» Exercise objective: Write out every record below exactly as it appears, omitting the pictures.

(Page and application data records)
Start of Block
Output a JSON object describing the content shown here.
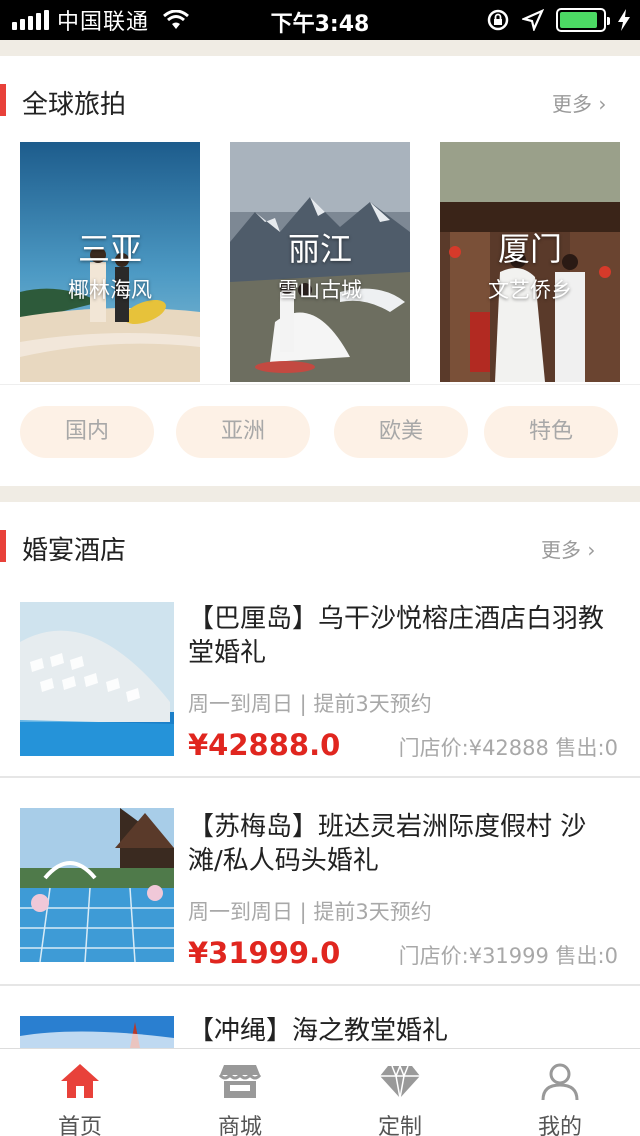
{
  "status_bar": {
    "carrier": "中国联通",
    "time": "下午3:48"
  },
  "travel_section": {
    "title": "全球旅拍",
    "more": "更多 ›",
    "destinations": [
      {
        "city": "三亚",
        "subtitle": "椰林海风"
      },
      {
        "city": "丽江",
        "subtitle": "雪山古城"
      },
      {
        "city": "厦门",
        "subtitle": "文艺侨乡"
      }
    ],
    "filters": [
      "国内",
      "亚洲",
      "欧美",
      "特色"
    ]
  },
  "hotel_section": {
    "title": "婚宴酒店",
    "more": "更多 ›",
    "items": [
      {
        "name": "【巴厘岛】乌干沙悦榕庄酒店白羽教堂婚礼",
        "schedule": "周一到周日 | 提前3天预约",
        "price": "¥42888.0",
        "store": "门店价:¥42888 售出:0"
      },
      {
        "name": "【苏梅岛】班达灵岩洲际度假村 沙滩/私人码头婚礼",
        "schedule": "周一到周日 | 提前3天预约",
        "price": "¥31999.0",
        "store": "门店价:¥31999  售出:0"
      },
      {
        "name": "【冲绳】海之教堂婚礼"
      }
    ]
  },
  "tab_bar": {
    "tabs": [
      {
        "label": "首页",
        "icon": "home-icon",
        "active": true
      },
      {
        "label": "商城",
        "icon": "shop-icon",
        "active": false
      },
      {
        "label": "定制",
        "icon": "diamond-icon",
        "active": false
      },
      {
        "label": "我的",
        "icon": "user-icon",
        "active": false
      }
    ]
  },
  "colors": {
    "accent": "#e8413a",
    "price": "#e0261f",
    "pill_bg": "#fdf1e6",
    "section_gap": "#f0ece4"
  }
}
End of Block
» Answer to the exercise:
Output a JSON object describing the content shown here.
{
  "status_bar": {
    "carrier": "中国联通",
    "time": "下午3:48"
  },
  "travel_section": {
    "title": "全球旅拍",
    "more": "更多 ›",
    "destinations": [
      {
        "city": "三亚",
        "subtitle": "椰林海风"
      },
      {
        "city": "丽江",
        "subtitle": "雪山古城"
      },
      {
        "city": "厦门",
        "subtitle": "文艺侨乡"
      }
    ],
    "filters": [
      "国内",
      "亚洲",
      "欧美",
      "特色"
    ]
  },
  "hotel_section": {
    "title": "婚宴酒店",
    "more": "更多 ›",
    "items": [
      {
        "name": "【巴厘岛】乌干沙悦榕庄酒店白羽教堂婚礼",
        "schedule": "周一到周日 | 提前3天预约",
        "price": "¥42888.0",
        "store": "门店价:¥42888 售出:0"
      },
      {
        "name": "【苏梅岛】班达灵岩洲际度假村 沙滩/私人码头婚礼",
        "schedule": "周一到周日 | 提前3天预约",
        "price": "¥31999.0",
        "store": "门店价:¥31999  售出:0"
      },
      {
        "name": "【冲绳】海之教堂婚礼"
      }
    ]
  },
  "tab_bar": {
    "tabs": [
      {
        "label": "首页",
        "icon": "home-icon",
        "active": true
      },
      {
        "label": "商城",
        "icon": "shop-icon",
        "active": false
      },
      {
        "label": "定制",
        "icon": "diamond-icon",
        "active": false
      },
      {
        "label": "我的",
        "icon": "user-icon",
        "active": false
      }
    ]
  },
  "colors": {
    "accent": "#e8413a",
    "price": "#e0261f",
    "pill_bg": "#fdf1e6",
    "section_gap": "#f0ece4"
  }
}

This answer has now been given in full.